The first album Testament recorded without producer Alex Perialas, Souls of Black unites the thrashers with the better-known Michael Rosen. With Perialas having served Testament so well, many headbangers wondered how great an impact this change would have on the unit. But they needn't have worried -- Testament sounds very much like it did on its three previous albums and is as heavy as ever. The band's outlook was still far from cheerful. While it had moved away from gothic and occult themes, Testament still sees the world as a hellish, insufferable place plagued by evil governments and the threat of another world war.
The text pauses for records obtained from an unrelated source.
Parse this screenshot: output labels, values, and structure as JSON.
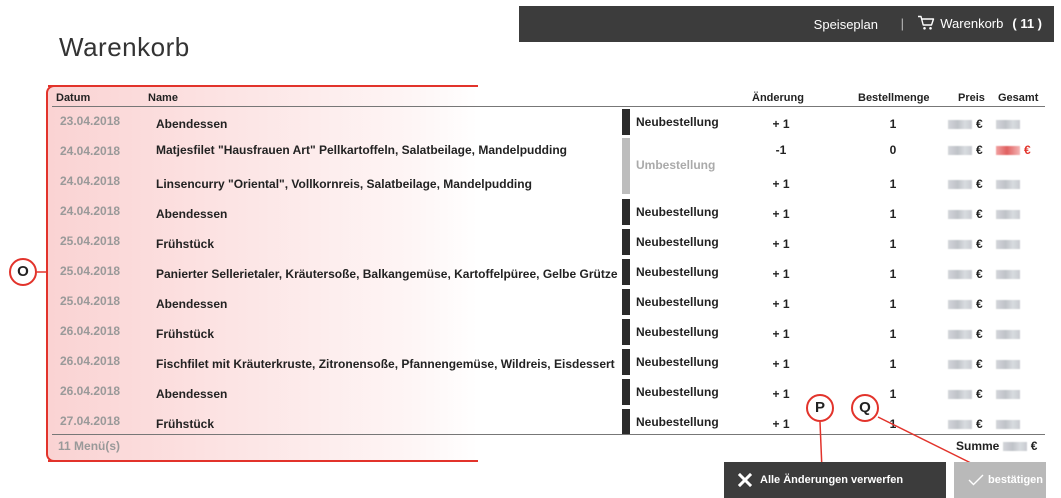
{
  "header": {
    "nav_speiseplan": "Speiseplan",
    "separator": "|",
    "cart_label": "Warenkorb",
    "cart_count": "( 11 )"
  },
  "page_title": "Warenkorb",
  "columns": {
    "datum": "Datum",
    "name": "Name",
    "aenderung": "Änderung",
    "bestellmenge": "Bestellmenge",
    "preis": "Preis",
    "gesamt": "Gesamt"
  },
  "currency": "€",
  "rows": [
    {
      "date": "23.04.2018",
      "name": "Abendessen",
      "status": "Neubestellung",
      "change": "+ 1",
      "qty": "1"
    },
    {
      "date": "24.04.2018",
      "name": "Matjesfilet \"Hausfrauen Art\" Pellkartoffeln, Salatbeilage, Mandelpudding",
      "status": "",
      "change": "-1",
      "qty": "0"
    },
    {
      "date": "24.04.2018",
      "name": "Linsencurry \"Oriental\", Vollkornreis, Salatbeilage, Mandelpudding",
      "status": "",
      "change": "+ 1",
      "qty": "1"
    },
    {
      "date": "24.04.2018",
      "name": "Abendessen",
      "status": "Neubestellung",
      "change": "+ 1",
      "qty": "1"
    },
    {
      "date": "25.04.2018",
      "name": "Frühstück",
      "status": "Neubestellung",
      "change": "+ 1",
      "qty": "1"
    },
    {
      "date": "25.04.2018",
      "name": "Panierter Sellerietaler, Kräutersoße, Balkangemüse, Kartoffelpüree, Gelbe Grütze",
      "status": "Neubestellung",
      "change": "+ 1",
      "qty": "1"
    },
    {
      "date": "25.04.2018",
      "name": "Abendessen",
      "status": "Neubestellung",
      "change": "+ 1",
      "qty": "1"
    },
    {
      "date": "26.04.2018",
      "name": "Frühstück",
      "status": "Neubestellung",
      "change": "+ 1",
      "qty": "1"
    },
    {
      "date": "26.04.2018",
      "name": "Fischfilet mit Kräuterkruste, Zitronensoße, Pfannengemüse, Wildreis, Eisdessert",
      "status": "Neubestellung",
      "change": "+ 1",
      "qty": "1"
    },
    {
      "date": "26.04.2018",
      "name": "Abendessen",
      "status": "Neubestellung",
      "change": "+ 1",
      "qty": "1"
    },
    {
      "date": "27.04.2018",
      "name": "Frühstück",
      "status": "Neubestellung",
      "change": "+ 1",
      "qty": "1"
    }
  ],
  "group_status": "Umbestellung",
  "footer": {
    "menus": "11 Menü(s)",
    "sum_label": "Summe"
  },
  "buttons": {
    "discard": "Alle Änderungen verwerfen",
    "confirm": "bestätigen"
  },
  "callouts": {
    "o": "O",
    "p": "P",
    "q": "Q"
  },
  "colors": {
    "topbar": "#3c3c3c",
    "annotation": "#e2332b",
    "status_bar": "#2b2b2b",
    "group_bar": "#bdbdbd",
    "confirm_button": "#b9b9b9"
  },
  "icons": {
    "cart": "cart-icon",
    "discard": "close-icon",
    "confirm": "checkmark-icon"
  }
}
Like Practice What You Preach, Souls isn't in a class with The New Order, but is nonetheless a welcome addition to Testament's generally rewarding catalog.
AllMusic Review by Alex Henderson